Berlin, Germany: Springer, a global publishing company, published a book, International Perspectives on Teaching and Learning with GIS in Secondary Schools. It brings together authors from 34 countries who profile the current status of GIS in secondary school teaching and learning in their country. Each chapter includes a summary of the country’s educational context, a case study illustrating how GIS is used in secondary schooling and an assessment of the opportunities and challenges in teaching and learning with GIS at present and in the future. The book demonstrates that GIS is not only a technological tool to be used in the classroom, but also a catalyst for motivation, encouragement, and cooperation in understanding and solving global problems.

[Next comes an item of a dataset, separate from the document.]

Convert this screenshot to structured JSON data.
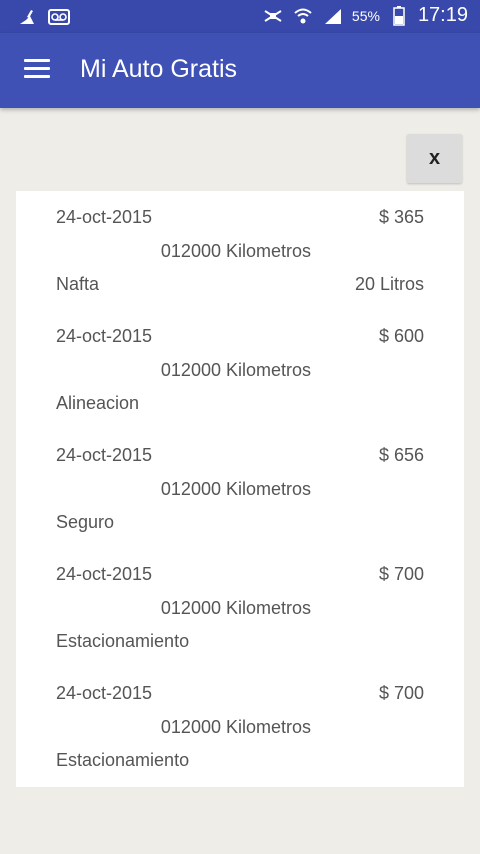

The company claimed that this, the first publication of the book aims to collate a broad international perspective on the pedagogical value of GIS technology in classrooms. It offers an unprecedented range of expert views on the subject. GIS is now ubiquitous and relatively inexpensive. It has revolutionised the way people explore and understand the world around them. The capability they confer allowed users to capture, manage, analyse and display geographic data in ways that were undreamt of a generation ago. GIS has enabled users to make decisions and solve problems as diverse as designing bus routes, locating new businesses, responding to emergencies and researching climate change. GIS is also having a major impact in the classroom. Students and teachers around the world are using this significant emerging technology in the secondary school classroom to study social and scientific concepts and processes, to broaden their technical skills, and to engage in problem solving and decision making about local and global issues.

According to Professor David Maguire, Pro-Vice-Chancellor, Birmingham City University, UK, it is the most up to date and extensive survey of GIS in the secondary education landscape, covering both principles and practice.

Karl Donert, President, EUROGEO, commented, “International Perspectives on Teaching and Learning With GIS in Secondary Schools is a highly relevant, critically important, reflective contribution to the literature, providing strong arguments supporting the inclusion for spatial studies for all in secondary school education.”

Sarah Witham Bednarz, Department of Geography, Texas A&M University, College Station, US, said, “This is an invaluable and inspirational examination of innovation in geospatial technologies in secondary schools around the world. Each chapter contains practical models for how to integrate powerful tools for spatial analysis into a range of subjects. It will be useful to classroom teachers and administrators seeking pathways to implementation and teacher educators considering how to prepare the next generation to use geospatial technologies.”

Source: Springer